power lines crisscrossing North America has increased nearly ten fold. This has turned power grids into giant antennas for geomagnetically induced currents. With demand for power growing even faster than the grids themselves, modern networks are sprawling, interconnected, and stressed to the limit — a recipe for trouble, according to the National Academy of Sciences: “The scale and speed of problems that could occur on [these modern grids] have the potential to impact the power system in ways not previously experienced.”

A large-scale blackout could last a long time, mainly due to transformer damage. As the National Academy report notes, “these multi-ton apparatus cannot be repaired in the field, and if damaged in this manner they need to be replaced with new units which have lead times of twelve months or more.”

That is why a node-by-node forecast of geomagnetic currents is potentially so valuable. During extreme storms, engineers could safeguard the most endangered transformers by disconnecting them from the grid. That itself could cause a blackout, but only temporarily. Transformers protected in this way would be available again for normal operations when the storm is over.

The innovation of Solar Shield is its ability to deliver transformer-level predictions. Pulkkinen explains how it works:

Solar Shield springs into action when we see a coronal mass ejection (CME) billowing away from the sun. Images from SOHO and NASA’s twin STEREO spacecraft show us the cloud from as many as three points of view, allowing us to make a 3D model of the CME, and predict when it will arrive.”
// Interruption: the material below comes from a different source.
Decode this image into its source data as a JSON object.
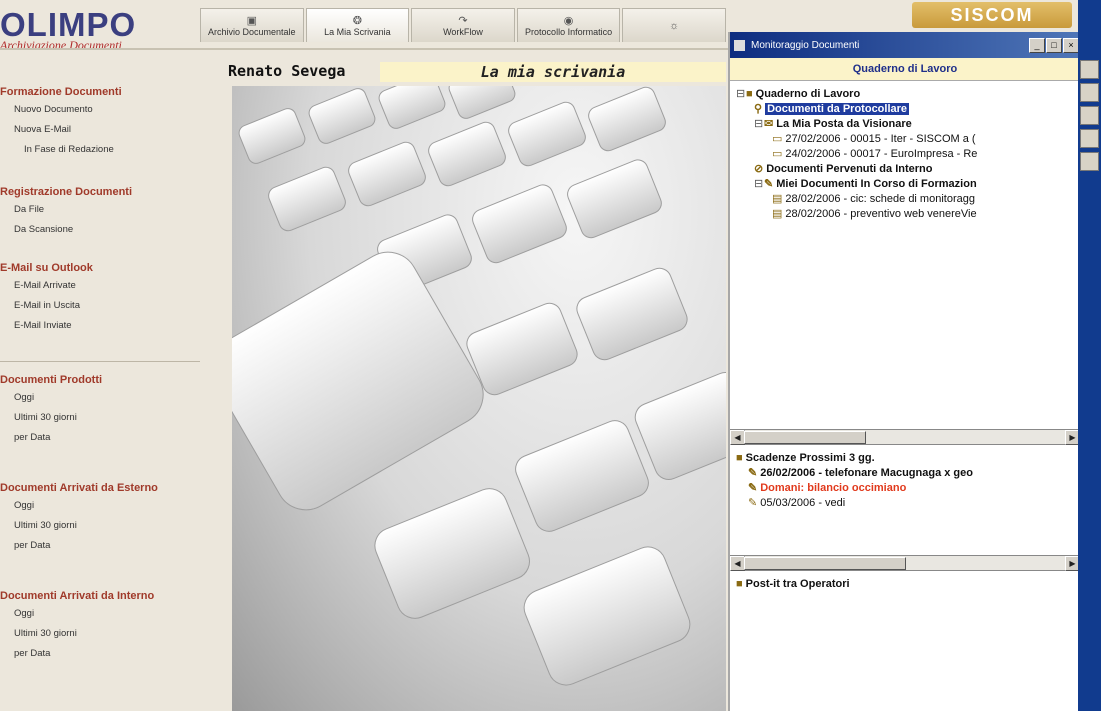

While the CME is crossing the sun-Earth divide, a trip that typically takes 24 to 48 hours, the Solar Shield team prepares to calculate ground currents.

We work at Goddard’s Community Coordinated Modeling Center (CCMC),” says Pulkkinen. The CCMC is a place where leading researchers from around the world have gathered their best physics-based computer programs for modeling space weather events. The crucial moment comes about thirty minutes before impact when the cloud sweeps past ACE, a spacecraft stationed 1.5 million km upstream from Earth. Sensors onboard ACE make in situ measurements of the CME’s speed, density, and magnetic field. These data are transmitted to Earth and the waiting Solar Shield team.
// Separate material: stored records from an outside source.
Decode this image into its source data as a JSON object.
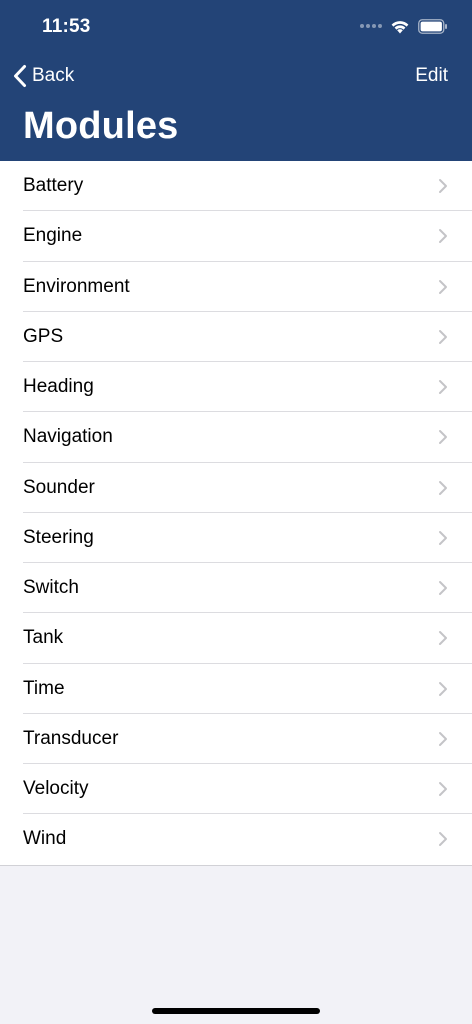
{
  "status_bar": {
    "time": "11:53"
  },
  "nav": {
    "back_label": "Back",
    "edit_label": "Edit",
    "title": "Modules"
  },
  "modules": [
    {
      "label": "Battery"
    },
    {
      "label": "Engine"
    },
    {
      "label": "Environment"
    },
    {
      "label": "GPS"
    },
    {
      "label": "Heading"
    },
    {
      "label": "Navigation"
    },
    {
      "label": "Sounder"
    },
    {
      "label": "Steering"
    },
    {
      "label": "Switch"
    },
    {
      "label": "Tank"
    },
    {
      "label": "Time"
    },
    {
      "label": "Transducer"
    },
    {
      "label": "Velocity"
    },
    {
      "label": "Wind"
    }
  ],
  "colors": {
    "header_background": "#234477",
    "list_background": "#ffffff",
    "page_background": "#f2f2f7",
    "chevron": "#c4c4c7"
  }
}
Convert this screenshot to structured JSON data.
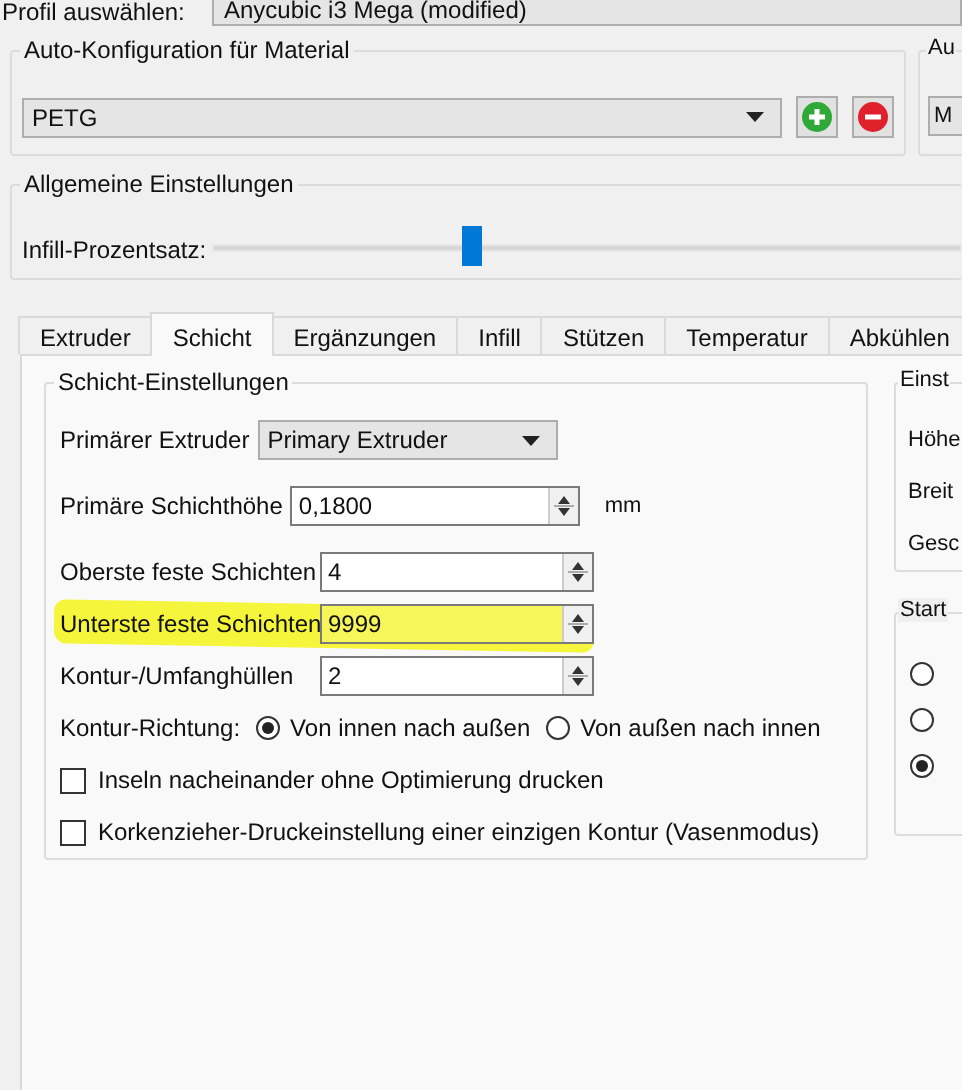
{
  "profile": {
    "label": "Profil auswählen:",
    "value": "Anycubic i3 Mega (modified)"
  },
  "material_group": {
    "title": "Auto-Konfiguration für Material",
    "value": "PETG"
  },
  "cut_group": {
    "title": "Au",
    "value": "M"
  },
  "general_group": {
    "title": "Allgemeine Einstellungen",
    "slider": {
      "label": "Infill-Prozentsatz:",
      "level": 0.35
    }
  },
  "tabs": [
    {
      "label": "Extruder",
      "selected": false
    },
    {
      "label": "Schicht",
      "selected": true
    },
    {
      "label": "Ergänzungen",
      "selected": false
    },
    {
      "label": "Infill",
      "selected": false
    },
    {
      "label": "Stützen",
      "selected": false
    },
    {
      "label": "Temperatur",
      "selected": false
    },
    {
      "label": "Abkühlen",
      "selected": false
    }
  ],
  "layer_group": {
    "title": "Schicht-Einstellungen",
    "rows": [
      {
        "kind": "dropdown",
        "label": "Primärer Extruder",
        "value": "Primary Extruder"
      },
      {
        "kind": "spin",
        "label": "Primäre Schichthöhe",
        "value": "0,1800",
        "unit": "mm",
        "highlighted": false
      },
      {
        "kind": "spin",
        "label": "Oberste feste Schichten",
        "value": "4",
        "highlighted": false
      },
      {
        "kind": "spin",
        "label": "Unterste feste Schichten",
        "value": "9999",
        "highlighted": true
      },
      {
        "kind": "spin",
        "label": "Kontur-/Umfanghüllen",
        "value": "2",
        "highlighted": false
      },
      {
        "kind": "radio",
        "label": "Kontur-Richtung:",
        "options": [
          {
            "label": "Von innen nach außen",
            "selected": true
          },
          {
            "label": "Von außen nach innen",
            "selected": false
          }
        ]
      },
      {
        "kind": "checkbox",
        "label": "Inseln nacheinander ohne Optimierung drucken",
        "checked": false
      },
      {
        "kind": "checkbox",
        "label": "Korkenzieher-Druckeinstellung einer einzigen Kontur (Vasenmodus)",
        "checked": false
      }
    ]
  },
  "side_group": {
    "title": "Einst",
    "items": [
      "Höhe",
      "Breit",
      "Gesc"
    ]
  },
  "start_group": {
    "title": "Start",
    "options": [
      {
        "selected": false
      },
      {
        "selected": false
      },
      {
        "selected": true
      }
    ]
  }
}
We quickly feed the data into CCMC computers,” says Pulkkinen. “Our models predict fields and currents in Earth’s upper atmosphere and propagate these currents down to the ground.” With less than 30 minutes to go, Solar Shield can issue an alert to utilities with detailed information about GICs.

Pulkkinen stresses that Solar Shield is experimental and has never been field-tested during a severe geomagnetic storm. A small number of utility companies have installed current monitors at key locations in the power grid to help the team check their predictions. So far, though, the sun has been mostly quiet with only a few relatively mild storms during the past year. The team needs more data.

We’d like more power companies to join our research effort,” he adds. “The more data we can collect from the field, the faster we can test and improve Solar Shield.” Power companies work with the team through EPRI, the Electric Power Research Institute. Of course a few good storms would help test the system, too. They’re coming. The next solar maximum is expected around 2013, so it’s only a matter of time.

—Read more in “Severe Space Weather — Social and Economic Impacts,” NASA (21 January 2009)